In the 20th century, anthropologists began theorizing about culture as an object of scientific analysis. Some used it to distinguish human adaptive strategies from the largely instinctive adaptive strategies of animalsincluding the adaptive strategies of other primates and non-human hominidswhereas others used it to refer to symbolic representations and expressions of human experience, with no direct adaptive value.
Both groups understood culture as being definitive of human nature. According to many theories that have gained wide acceptance among anthropologists, culture exhibits the way that humans interpret their biology and their environment.
According to this point of view, culture becomes such an integral part of human existence that it is the human environment, and most cultural change can be attributed to human adaptation to historical events.
Moreover, given that culture is seen as the primary adaptive mechanism of humans and takes place much faster than human biological evolutionmost cultural change can be viewed as culture adapting to itself.
Although most anthropologists try to define culture in such a way that it separates human beings from other animals, many human traits are similar to those of other animals, particularly the traits of other primates. For example, chimpanzees have big brainsbut human brains are bigger. Similarly, bonobos exhibit complex sexual behaviourbut human beings exhibit much more complex sexual behaviours.
As such, anthropologists often debate whether human behaviour is different from animal behaviour in degree rather than in kind; they must also find ways to distinguish cultural behaviour from sociological behaviour and psychological behavior. Acceleration and amplification of these various aspects of culture change have been explored by complexity economist, W.
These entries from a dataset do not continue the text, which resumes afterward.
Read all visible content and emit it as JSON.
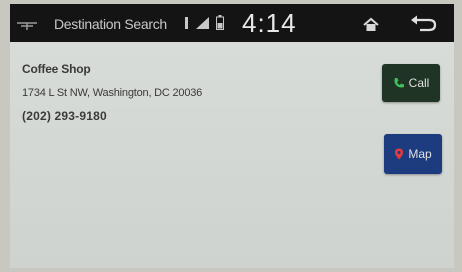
{
  "status_bar": {
    "title": "Destination Search",
    "clock": "4:14",
    "icons": [
      "antenna-icon",
      "bluetooth-icon",
      "signal-icon",
      "battery-icon",
      "home-icon",
      "back-icon"
    ]
  },
  "entry": {
    "name": "Coffee Shop",
    "address": "1734 L St NW, Washington, DC 20036",
    "phone": "(202) 293-9180"
  },
  "actions": {
    "call_label": "Call",
    "map_label": "Map"
  },
  "colors": {
    "status_bar_bg": "#141414",
    "content_bg": "#d4d8d4",
    "call_button": "#1f3424",
    "map_button": "#1d3c80"
  }
}
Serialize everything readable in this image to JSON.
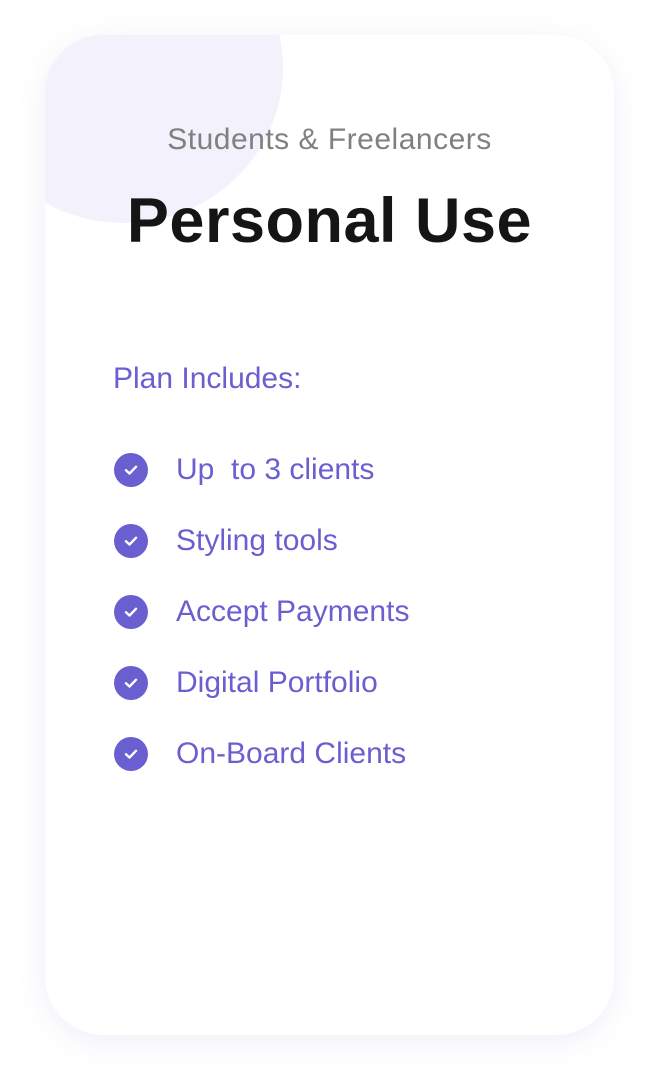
{
  "plan": {
    "subtitle": "Students & Freelancers",
    "title": "Personal Use",
    "includes_label": "Plan Includes:",
    "features": [
      {
        "label": "Up  to 3 clients",
        "icon": "check-circle-icon"
      },
      {
        "label": "Styling tools",
        "icon": "check-circle-icon"
      },
      {
        "label": "Accept Payments",
        "icon": "check-circle-icon"
      },
      {
        "label": "Digital Portfolio",
        "icon": "check-circle-icon"
      },
      {
        "label": "On-Board Clients",
        "icon": "check-circle-icon"
      }
    ]
  },
  "colors": {
    "accent": "#6a5fd0",
    "title": "#151515",
    "subtitle": "#808080",
    "decor": "#f3f1fc"
  }
}
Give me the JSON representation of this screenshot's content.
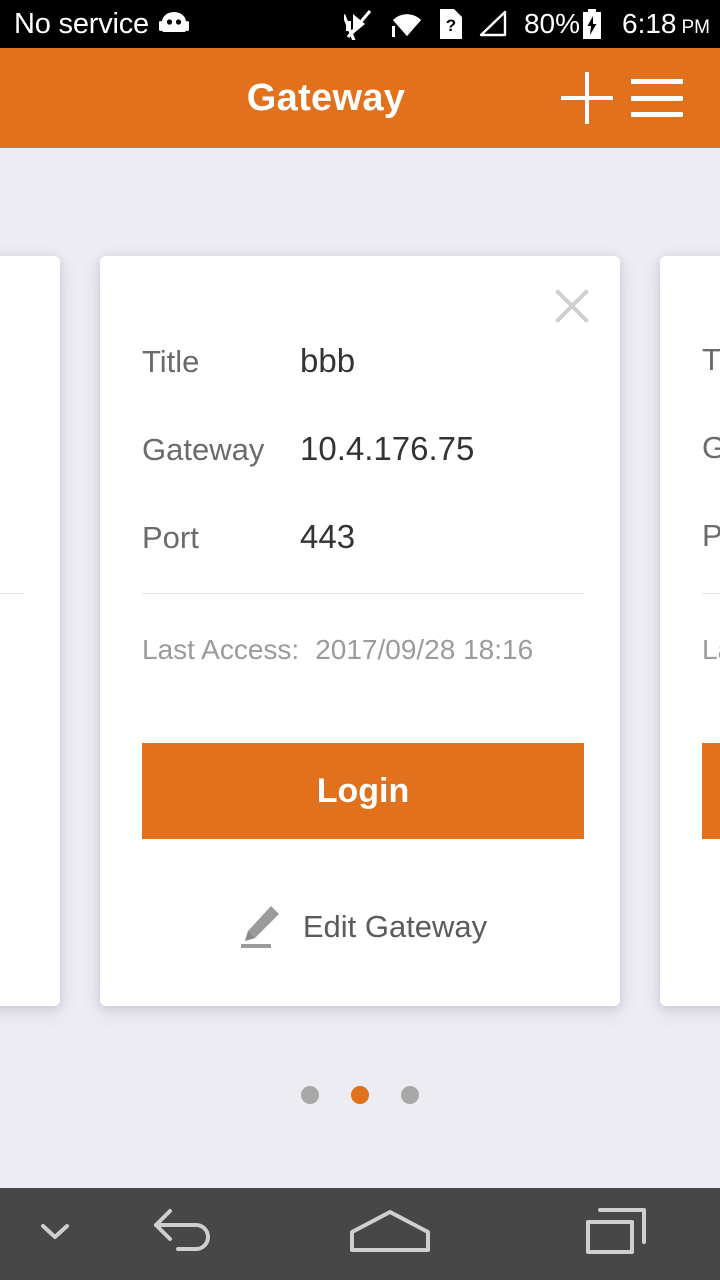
{
  "statusbar": {
    "carrier": "No service",
    "android_icon": "android-robot-icon",
    "icons": [
      "vibrate-off-icon",
      "wifi-icon",
      "sim-unknown-icon",
      "signal-icon"
    ],
    "battery_percent": "80%",
    "battery_icon": "battery-charging-icon",
    "time": "6:18",
    "ampm": "PM"
  },
  "appbar": {
    "title": "Gateway",
    "add_icon": "plus-icon",
    "menu_icon": "hamburger-menu-icon"
  },
  "card": {
    "close_icon": "close-icon",
    "fields": [
      {
        "label": "Title",
        "value": "bbb"
      },
      {
        "label": "Gateway",
        "value": "10.4.176.75"
      },
      {
        "label": "Port",
        "value": "443"
      }
    ],
    "last_access_label": "Last Access:",
    "last_access_value": "2017/09/28 18:16",
    "login_label": "Login",
    "edit_label": "Edit Gateway",
    "edit_icon": "pencil-edit-icon"
  },
  "side_cards": {
    "left": {
      "fields": [
        {
          "label": "",
          "value": ""
        },
        {
          "label": "",
          "value": ""
        },
        {
          "label": "",
          "value": ""
        }
      ]
    },
    "right": {
      "fields": [
        {
          "label": "T",
          "value": ""
        },
        {
          "label": "G",
          "value": ""
        },
        {
          "label": "P",
          "value": ""
        }
      ],
      "last_access_label": "La"
    }
  },
  "pager": {
    "total": 3,
    "active_index": 1,
    "active_color": "#e2711d",
    "inactive_color": "#a8a8a8"
  },
  "navbar": {
    "hide_icon": "chevron-down-icon",
    "back_icon": "back-arrow-icon",
    "home_icon": "home-icon",
    "recents_icon": "recent-apps-icon"
  },
  "colors": {
    "accent": "#e2711d",
    "background": "#edecf2",
    "card": "#ffffff",
    "navbar": "#474747",
    "statusbar": "#000000"
  }
}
In his book, The Nature of Technology, Arthur attempts to articulate a theory of change that considers that existing technologies or material culture are combined in unique ways that lead to novel new technologies. Behind that novel combination is a purposeful effort arising in human motivation.
This articulation would suggest that we are just beginning to understand what might be required for a more robust theory of culture and culture change, one that brings coherence across many disciplines and reflects an integrating elegance.Key questions and answers of World Polity Theory How is order possible in the absence of a world-state with coercive power?
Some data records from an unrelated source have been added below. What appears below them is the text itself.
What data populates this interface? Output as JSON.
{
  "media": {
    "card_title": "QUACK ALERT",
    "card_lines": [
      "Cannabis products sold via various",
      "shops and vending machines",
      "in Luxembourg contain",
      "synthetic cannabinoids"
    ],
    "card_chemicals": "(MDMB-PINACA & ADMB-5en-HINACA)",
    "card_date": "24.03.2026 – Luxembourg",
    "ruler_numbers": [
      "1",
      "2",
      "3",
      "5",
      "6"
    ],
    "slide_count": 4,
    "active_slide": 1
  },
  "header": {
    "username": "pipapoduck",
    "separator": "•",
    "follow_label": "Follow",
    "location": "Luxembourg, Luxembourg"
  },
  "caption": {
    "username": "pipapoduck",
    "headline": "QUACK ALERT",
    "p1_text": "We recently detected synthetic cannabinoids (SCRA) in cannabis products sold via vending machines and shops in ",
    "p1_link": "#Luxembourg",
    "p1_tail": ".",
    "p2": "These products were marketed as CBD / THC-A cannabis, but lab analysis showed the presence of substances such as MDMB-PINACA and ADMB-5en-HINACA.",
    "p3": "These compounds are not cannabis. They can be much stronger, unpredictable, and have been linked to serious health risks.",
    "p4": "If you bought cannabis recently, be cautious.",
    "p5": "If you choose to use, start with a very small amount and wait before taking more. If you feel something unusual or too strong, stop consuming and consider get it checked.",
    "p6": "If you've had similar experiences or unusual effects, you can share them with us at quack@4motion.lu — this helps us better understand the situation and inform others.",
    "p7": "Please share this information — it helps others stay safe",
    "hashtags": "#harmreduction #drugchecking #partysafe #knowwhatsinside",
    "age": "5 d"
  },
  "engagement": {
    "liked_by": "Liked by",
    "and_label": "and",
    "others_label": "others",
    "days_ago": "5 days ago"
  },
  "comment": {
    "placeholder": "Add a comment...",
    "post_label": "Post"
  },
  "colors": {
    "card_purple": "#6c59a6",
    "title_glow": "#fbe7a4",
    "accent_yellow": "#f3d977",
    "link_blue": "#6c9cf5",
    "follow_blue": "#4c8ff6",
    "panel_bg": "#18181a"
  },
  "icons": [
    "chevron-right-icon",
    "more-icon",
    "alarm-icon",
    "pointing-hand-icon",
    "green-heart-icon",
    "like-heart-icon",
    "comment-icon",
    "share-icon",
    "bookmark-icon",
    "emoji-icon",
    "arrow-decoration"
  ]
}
--The world order is possible because of the institutionalization of a particular world culture, which consists of shared basic assumptions (e.g.
beliefs about human rights, sacredness of individual, etc.), rules and . Culture theory is the branch of comparative anthropology and semiotics (not to be confused with cultural sociology or cultural studies) that seeks to define the heuristic concept of . Aug 14, · World culture theory is a label for a particular interpretation of globalization that focuses on the way in which participants in the process become conscious of and gives meaning to living in the world as a single place.
According to world culture theory, the global model of mass education arose in Europe as part of a state-building process (Ramirez and Boli ; Soysal and Strang ), then, as new nations sprang up after World War II.
World culture theory is a label for a particular interpretation of globalization that focuses on the way in which participants in the process become conscious of and gives meaning to living in the world as a single webkandii.com and political strand concerns about micro level of impacts on people's life.
webkandii.com Theory, Culture & Society DOI: / Theory Culture Society ; 7; Ulf Hannerz Cosmopolitans and Locals in World Culture.